• _Exercise objective_: Down to the last line, reproduce the data that follows, but skip the pictures.
<<<<
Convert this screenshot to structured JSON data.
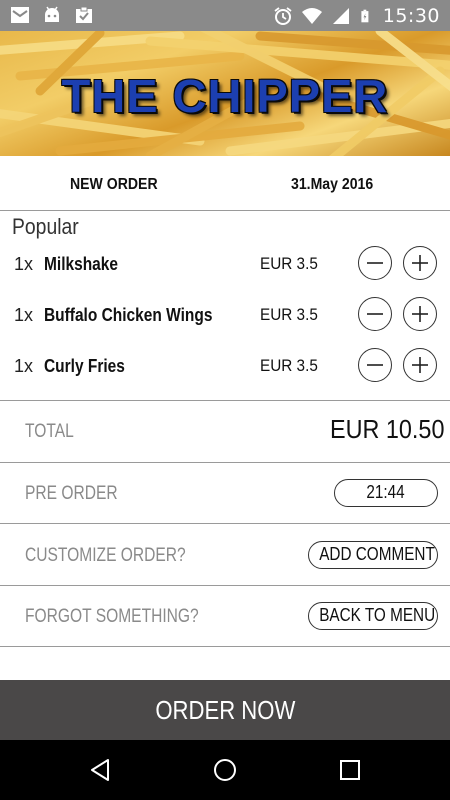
{
  "status_bar": {
    "time": "15:30",
    "left_icons": [
      "mail-icon",
      "android-icon",
      "clipboard-check-icon"
    ],
    "right_icons": [
      "alarm-icon",
      "wifi-icon",
      "signal-icon",
      "battery-charging-icon"
    ]
  },
  "banner": {
    "title": "THE CHIPPER"
  },
  "order_header": {
    "label": "NEW ORDER",
    "date": "31.May 2016"
  },
  "section": {
    "title": "Popular"
  },
  "items": [
    {
      "qty": "1x",
      "name": "Milkshake",
      "price": "EUR 3.5"
    },
    {
      "qty": "1x",
      "name": "Buffalo Chicken Wings",
      "price": "EUR 3.5"
    },
    {
      "qty": "1x",
      "name": "Curly Fries",
      "price": "EUR 3.5"
    }
  ],
  "total": {
    "label": "TOTAL",
    "value": "EUR 10.50"
  },
  "pre_order": {
    "label": "PRE ORDER",
    "time": "21:44"
  },
  "customize": {
    "label": "CUSTOMIZE ORDER?",
    "button": "ADD COMMENT"
  },
  "forgot": {
    "label": "FORGOT SOMETHING?",
    "button": "BACK TO MENU"
  },
  "order_button": "ORDER NOW",
  "colors": {
    "status_bar": "#8a8a8a",
    "title_blue": "#1c3fb0",
    "order_button_bg": "#4a4848",
    "nav_bar": "#000000",
    "muted_label": "#8a8a8a"
  }
}
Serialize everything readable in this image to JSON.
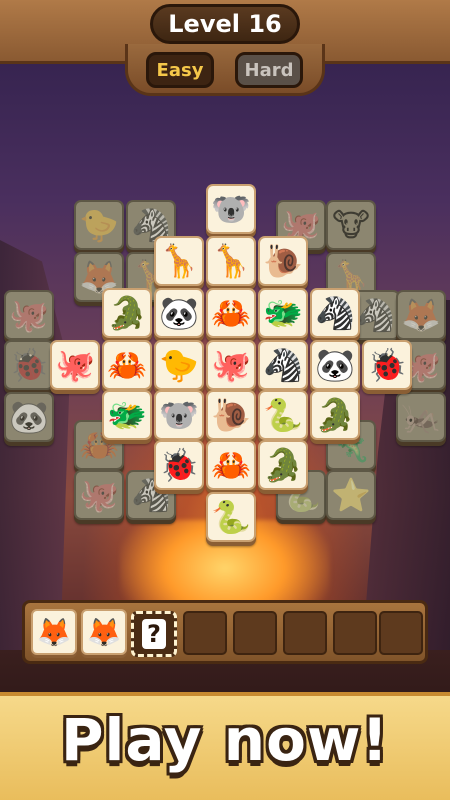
{
  "header": {
    "level_label": "Level 16",
    "easy_label": "Easy",
    "hard_label": "Hard"
  },
  "tiles": {
    "bottom_left_octopus": "🐙",
    "bottom_left_ladybug": "🐞",
    "bottom_left_panda": "🐼",
    "back_chick": "🐤",
    "back_zebra": "🦓",
    "back_octopus_top": "🐙",
    "back_cow": "🐮",
    "back_fox": "🦊",
    "back_giraffe_left": "🦒",
    "back_giraffe_right": "🦒",
    "back_zebra_right": "🦓",
    "back_fox_right": "🦊",
    "back_octopus_right": "🐙",
    "back_dragonfly": "🦗",
    "back_crab_left": "🦀",
    "back_octopus_low": "🐙",
    "back_zebra_low": "🦓",
    "back_starfish": "⭐",
    "back_snake_low": "🐍",
    "back_dino_low": "🦎",
    "koala_top": "🐨",
    "giraffe_1": "🦒",
    "giraffe_2": "🦒",
    "snail_top": "🐌",
    "croc_1": "🐊",
    "panda_1": "🐼",
    "crab_1": "🦀",
    "dragon_1": "🐲",
    "zebra_1": "🦓",
    "octopus_1": "🐙",
    "crab_2": "🦀",
    "chick_1": "🐤",
    "octopus_2": "🐙",
    "zebra_2": "🦓",
    "panda_2": "🐼",
    "ladybug_1": "🐞",
    "dragon_2": "🐲",
    "koala_2": "🐨",
    "snail_2": "🐌",
    "snake_1": "🐍",
    "croc_2": "🐊",
    "ladybug_2": "🐞",
    "crab_3": "🦀",
    "croc_3": "🐊",
    "snake_2": "🐍"
  },
  "tray": {
    "slot_1": "🦊",
    "slot_2": "🦊",
    "hint_symbol": "?"
  },
  "banner": {
    "text": "Play now!"
  }
}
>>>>
• _Solved exercise_:
Convert this screenshot to structured JSON data.
{
  "status_bar": {
    "time": "15:30",
    "left_icons": [
      "mail-icon",
      "android-icon",
      "clipboard-check-icon"
    ],
    "right_icons": [
      "alarm-icon",
      "wifi-icon",
      "signal-icon",
      "battery-charging-icon"
    ]
  },
  "banner": {
    "title": "THE CHIPPER"
  },
  "order_header": {
    "label": "NEW ORDER",
    "date": "31.May 2016"
  },
  "section": {
    "title": "Popular"
  },
  "items": [
    {
      "qty": "1x",
      "name": "Milkshake",
      "price": "EUR 3.5"
    },
    {
      "qty": "1x",
      "name": "Buffalo Chicken Wings",
      "price": "EUR 3.5"
    },
    {
      "qty": "1x",
      "name": "Curly Fries",
      "price": "EUR 3.5"
    }
  ],
  "total": {
    "label": "TOTAL",
    "value": "EUR 10.50"
  },
  "pre_order": {
    "label": "PRE ORDER",
    "time": "21:44"
  },
  "customize": {
    "label": "CUSTOMIZE ORDER?",
    "button": "ADD COMMENT"
  },
  "forgot": {
    "label": "FORGOT SOMETHING?",
    "button": "BACK TO MENU"
  },
  "order_button": "ORDER NOW",
  "colors": {
    "status_bar": "#8a8a8a",
    "title_blue": "#1c3fb0",
    "order_button_bg": "#4a4848",
    "nav_bar": "#000000",
    "muted_label": "#8a8a8a"
  }
}
Serialize everything readable in this image to JSON.
{
  "header": {
    "level_label": "Level 16",
    "easy_label": "Easy",
    "hard_label": "Hard"
  },
  "tiles": {
    "bottom_left_octopus": "🐙",
    "bottom_left_ladybug": "🐞",
    "bottom_left_panda": "🐼",
    "back_chick": "🐤",
    "back_zebra": "🦓",
    "back_octopus_top": "🐙",
    "back_cow": "🐮",
    "back_fox": "🦊",
    "back_giraffe_left": "🦒",
    "back_giraffe_right": "🦒",
    "back_zebra_right": "🦓",
    "back_fox_right": "🦊",
    "back_octopus_right": "🐙",
    "back_dragonfly": "🦗",
    "back_crab_left": "🦀",
    "back_octopus_low": "🐙",
    "back_zebra_low": "🦓",
    "back_starfish": "⭐",
    "back_snake_low": "🐍",
    "back_dino_low": "🦎",
    "koala_top": "🐨",
    "giraffe_1": "🦒",
    "giraffe_2": "🦒",
    "snail_top": "🐌",
    "croc_1": "🐊",
    "panda_1": "🐼",
    "crab_1": "🦀",
    "dragon_1": "🐲",
    "zebra_1": "🦓",
    "octopus_1": "🐙",
    "crab_2": "🦀",
    "chick_1": "🐤",
    "octopus_2": "🐙",
    "zebra_2": "🦓",
    "panda_2": "🐼",
    "ladybug_1": "🐞",
    "dragon_2": "🐲",
    "koala_2": "🐨",
    "snail_2": "🐌",
    "snake_1": "🐍",
    "croc_2": "🐊",
    "ladybug_2": "🐞",
    "crab_3": "🦀",
    "croc_3": "🐊",
    "snake_2": "🐍"
  },
  "tray": {
    "slot_1": "🦊",
    "slot_2": "🦊",
    "hint_symbol": "?"
  },
  "banner": {
    "text": "Play now!"
  }
}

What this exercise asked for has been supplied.